"I’m told I am a nature writer," Paul J Willis says. "but what else is there to write about, really?" He's also told that he's "spiritual," but, he asks, "Aren’t we all?" He likes to consider "John Muir and John the Apostle" as "friends of mine—or warm acquaintances, anyway." A native of the Oregon Cascades, Paul holds a graduate degree in English from Washington State University and serves as a professor of British Renaissance Literature and Creative Writing at Westmont College in Santa Barbara, California. He now has three full-length poetry collections to his name (Visiting Home, Rosing from the Dead, and Say This Prayer into the Past), but I was first introduced to his poetry when I published "Pear Lake Ski Hut" in Ancient Paths and when I received a chapbook called The Deep and Secret Color of Ice for review.
The Deep and Secret Color of Ice (Small Poetry Press, © 2003, ISBN 10891298-20-8) is a tastefully designed chapbook complete with color cover. The title (which the poet draws from the last line of his “Sierra Juniper”) was arresting, leading me to look forward to reading the 24 poems within. The unrhymed poems are rhythmic and melodic. The imagery does not generally seem affected (as it unfortunately does in much modern poetry), nor is it used as a substitute for substance. My favorite poems in this collection are “Silliman Creek,” “Apocalypse,” and “The Leper.”
I had the privilege of publishing two of Paul's poems in Issue 11 (Fall 2013) of Ancient Paths: "Emeritus" and "Pear Lake Ski Hut." I'd like to share the second of these poems with you below:
Pear Lake Ski Hut
by Paul J. Willis
I had a vision one March day.
It happened where we lay
Asleep in the Sierra in a hut.
The door was shut,
But sunshine through the windows made a way.
It was new morning after storm;
The sky was not yet warm.
Six feet of snow lay sparkling under eaves,
Where nothing grieves;
A freshness and a farness found each form.
Outside the hut our ski tracks ran
A brief and curving span
Around a knoll and disappeared from sight—
A snowy height—
Then wandered back to where our trail began.
And though the door was closed, we stood
Upon the threshold good
And welcomed the bright morning on the knoll.
The gray birds stole
Among the needles of our little wood.
Behind us rose a matterhorn,
A slope to gently warn
The possibility of avalanche,
But tree nor branch
Gave clue nor sign of danger to be borne.
Far otherwise.
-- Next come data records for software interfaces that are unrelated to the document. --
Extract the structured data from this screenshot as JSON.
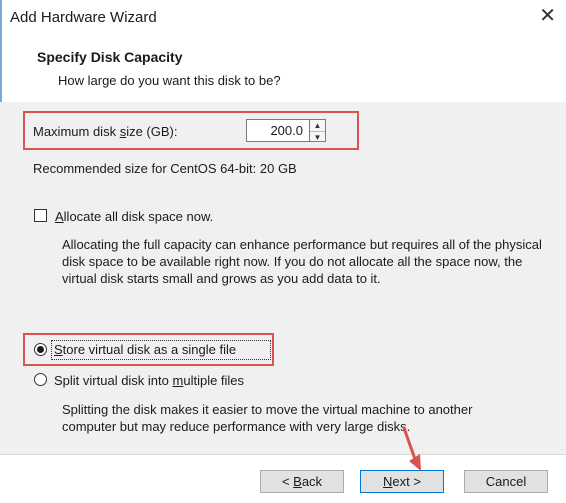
{
  "window": {
    "title": "Add Hardware Wizard",
    "close_glyph": "✕"
  },
  "header": {
    "title": "Specify Disk Capacity",
    "subtitle": "How large do you want this disk to be?"
  },
  "disk_size": {
    "label_pre": "Maximum disk ",
    "label_u": "s",
    "label_post": "ize (GB):",
    "value": "200.0",
    "recommended": "Recommended size for CentOS 64-bit: 20 GB"
  },
  "allocate": {
    "label_u": "A",
    "label_post": "llocate all disk space now.",
    "checked": false,
    "description": "Allocating the full capacity can enhance performance but requires all of the physical disk space to be available right now. If you do not allocate all the space now, the virtual disk starts small and grows as you add data to it."
  },
  "storage": {
    "single_u": "S",
    "single_post": "tore virtual disk as a single file",
    "multi_pre": "Split virtual disk into ",
    "multi_u": "m",
    "multi_post": "ultiple files",
    "selected": "single",
    "description": "Splitting the disk makes it easier to move the virtual machine to another computer but may reduce performance with very large disks."
  },
  "buttons": {
    "back_pre": "< ",
    "back_u": "B",
    "back_post": "ack",
    "next_u": "N",
    "next_post": "ext >",
    "cancel": "Cancel"
  },
  "colors": {
    "highlight": "#d9534f",
    "arrow": "#d9534f",
    "accent": "#0078d7"
  },
  "icons": {
    "close": "close-icon",
    "spin_up": "up-arrow-icon",
    "spin_down": "down-arrow-icon"
  }
}
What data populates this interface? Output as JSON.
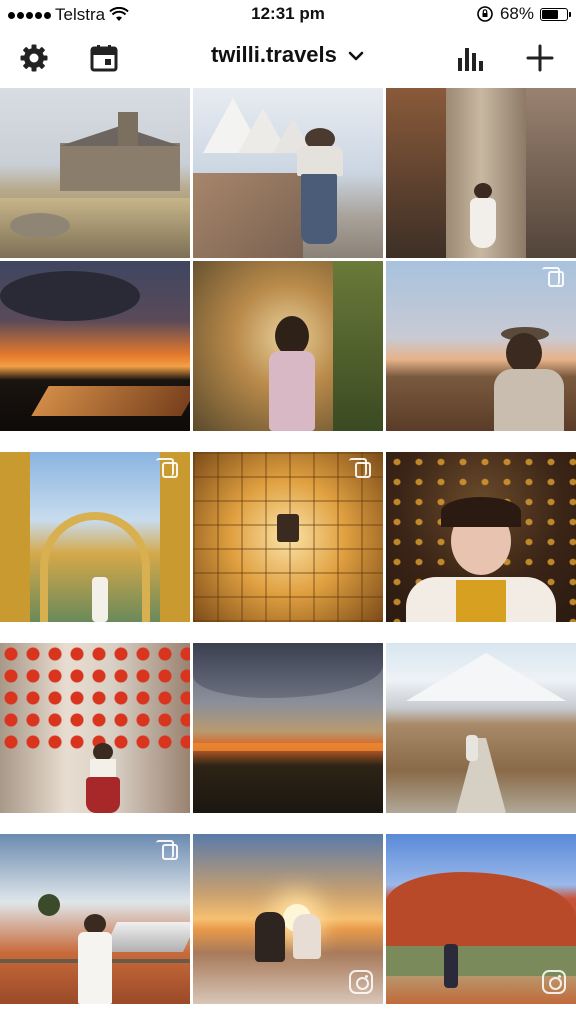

For round the knoll
On quick skis came the soul
And body of a friend from out the grave.
God may us save
As she was saved that morning free and whole.
I saw her plucky smile, her eyes,
As if the grisly guise
Of death had melted like a glaze of ice.
What could suffice
More than her grace in coming in this wise?
But then behind her came another;
It was my older brother
In full possession of his hands and feet.
With joy we greet
Him too to make our few, both one and other.
Then came a friend who was estranged;
Now glad and wholly changed,
He skied up laughing to our fellowship,
Not in the grip
Of lust and lies in which he darkly ranged.
Then came another pair and more
Of old friends to our door,
All young and fresh, and free of tears and hurt—
Not our desert,
But what we had been granted, what in store.
And though this hut slept only ten,
There was still room again
For each who came; and there was room for all
In that great hall,
Those lovely living women and those men.
This was my vision. You can say
It was not so, or lay
Your wager on the odds it will not be.
But as for me
And for my stony hut, we wait that day.